See, I grew up feeling inferior to most people. Undesirable. Unlikeable. Truth is, I’ve carried this junk in my heart for far too long. Even in recent days, less than feelings haunted me. But today, I hear Grandma’s voice.


I love you!

I like you, too!

The wonder is Grandma knew. And I, her granddaughter, am cut from her cloth. Perhaps even she dealt with the same issues I struggled with in finding my way. My trials nothing in comparison to what this woman endured… but similarities.

A humble start. Having less than what other’s had. And in her wisdom, Grandma knew what I needed to hear. And still need to hear. Maybe it’s what her entire brood needed to hear. Because she said it often.

Grandma loves us. And she likes us, too.

Her words of wisdom. What a gift.


He will destroy death forever. The Lord God will wipe away the tears from every face… Isaiah 25:8

Yep, I’d venture to say Grandma had her faith shaken a time or two in 91 years. But you know… the longevity of her days give testimony to an enduring faith. Moreover, the hard times taught her how to relish the good times. And to see them for what they really are.

Life’s rough patches are the sands of time that afforded Lola Pearl a beautiful strand of pearls. Of wisdom. This is our inheritance.  And so, if this turns out to be Grandma’s time, we need not sorrow. And I stress the word if here…

Because Grandma’s legacy is one of hope. She knows in the end, there will be no more sorrow. No more pain. And no more tears. And when that day comes, whenever that may be, there’ll be someone waiting for her on the other side.

And our gift to her?

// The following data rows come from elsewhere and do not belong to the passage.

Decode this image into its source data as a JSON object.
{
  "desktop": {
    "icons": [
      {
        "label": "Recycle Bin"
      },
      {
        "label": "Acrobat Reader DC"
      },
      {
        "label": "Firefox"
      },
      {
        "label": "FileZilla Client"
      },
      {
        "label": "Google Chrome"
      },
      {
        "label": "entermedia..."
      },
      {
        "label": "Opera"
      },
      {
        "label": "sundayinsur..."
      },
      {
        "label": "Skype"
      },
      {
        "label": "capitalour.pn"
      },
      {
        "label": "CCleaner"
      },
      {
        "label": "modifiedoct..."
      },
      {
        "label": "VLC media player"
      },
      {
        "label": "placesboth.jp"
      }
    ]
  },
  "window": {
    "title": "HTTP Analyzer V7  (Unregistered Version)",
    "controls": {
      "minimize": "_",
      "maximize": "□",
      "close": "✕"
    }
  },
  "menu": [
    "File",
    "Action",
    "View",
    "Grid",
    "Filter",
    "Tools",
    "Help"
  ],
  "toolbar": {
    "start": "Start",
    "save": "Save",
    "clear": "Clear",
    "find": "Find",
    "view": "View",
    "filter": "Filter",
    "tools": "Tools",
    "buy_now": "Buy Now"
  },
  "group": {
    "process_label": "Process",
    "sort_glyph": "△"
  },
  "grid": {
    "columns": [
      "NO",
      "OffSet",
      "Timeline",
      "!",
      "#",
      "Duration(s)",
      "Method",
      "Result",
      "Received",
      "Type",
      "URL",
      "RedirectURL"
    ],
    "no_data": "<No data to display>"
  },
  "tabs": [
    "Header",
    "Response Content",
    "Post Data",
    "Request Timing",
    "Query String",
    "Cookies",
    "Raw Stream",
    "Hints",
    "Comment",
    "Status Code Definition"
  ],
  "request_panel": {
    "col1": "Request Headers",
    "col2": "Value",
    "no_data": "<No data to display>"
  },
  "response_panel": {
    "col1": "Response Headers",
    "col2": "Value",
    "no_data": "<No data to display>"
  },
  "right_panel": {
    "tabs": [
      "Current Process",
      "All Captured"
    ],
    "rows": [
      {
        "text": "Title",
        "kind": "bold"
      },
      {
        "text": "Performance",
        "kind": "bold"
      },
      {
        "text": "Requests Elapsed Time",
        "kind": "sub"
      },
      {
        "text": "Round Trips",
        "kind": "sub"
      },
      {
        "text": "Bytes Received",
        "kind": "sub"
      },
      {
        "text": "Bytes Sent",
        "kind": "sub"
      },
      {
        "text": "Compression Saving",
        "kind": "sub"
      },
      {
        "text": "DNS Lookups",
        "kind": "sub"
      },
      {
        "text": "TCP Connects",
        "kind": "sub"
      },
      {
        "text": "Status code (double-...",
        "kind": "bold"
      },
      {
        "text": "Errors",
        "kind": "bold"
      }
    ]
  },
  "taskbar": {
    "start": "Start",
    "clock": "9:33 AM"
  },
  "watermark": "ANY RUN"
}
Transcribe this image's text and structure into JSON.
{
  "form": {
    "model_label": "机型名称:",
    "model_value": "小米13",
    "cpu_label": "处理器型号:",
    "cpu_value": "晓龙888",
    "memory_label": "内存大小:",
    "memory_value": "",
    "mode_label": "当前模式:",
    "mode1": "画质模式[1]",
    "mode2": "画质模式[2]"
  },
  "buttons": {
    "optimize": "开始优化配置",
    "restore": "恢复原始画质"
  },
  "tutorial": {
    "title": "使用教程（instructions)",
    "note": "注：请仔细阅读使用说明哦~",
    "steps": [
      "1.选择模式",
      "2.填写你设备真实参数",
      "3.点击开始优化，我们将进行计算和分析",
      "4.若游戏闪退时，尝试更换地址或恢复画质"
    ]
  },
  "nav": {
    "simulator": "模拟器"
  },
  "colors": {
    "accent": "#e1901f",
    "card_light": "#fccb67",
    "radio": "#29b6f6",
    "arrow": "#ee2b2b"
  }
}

To this woman who gave so much?

We just need to make sure we get there, too.

Farewell Kiss, by Lola Pearl

A good bye kiss is not forever, just a little while

Our golden years together swiftly passed us by

After storm clouds are over, there’s always sun to shine

After this life is over and golden stairs we climb

We will be together, with no more tears to blind

With thy loving savior and your hand in mine

We will be there waiting for our loved ones left behind.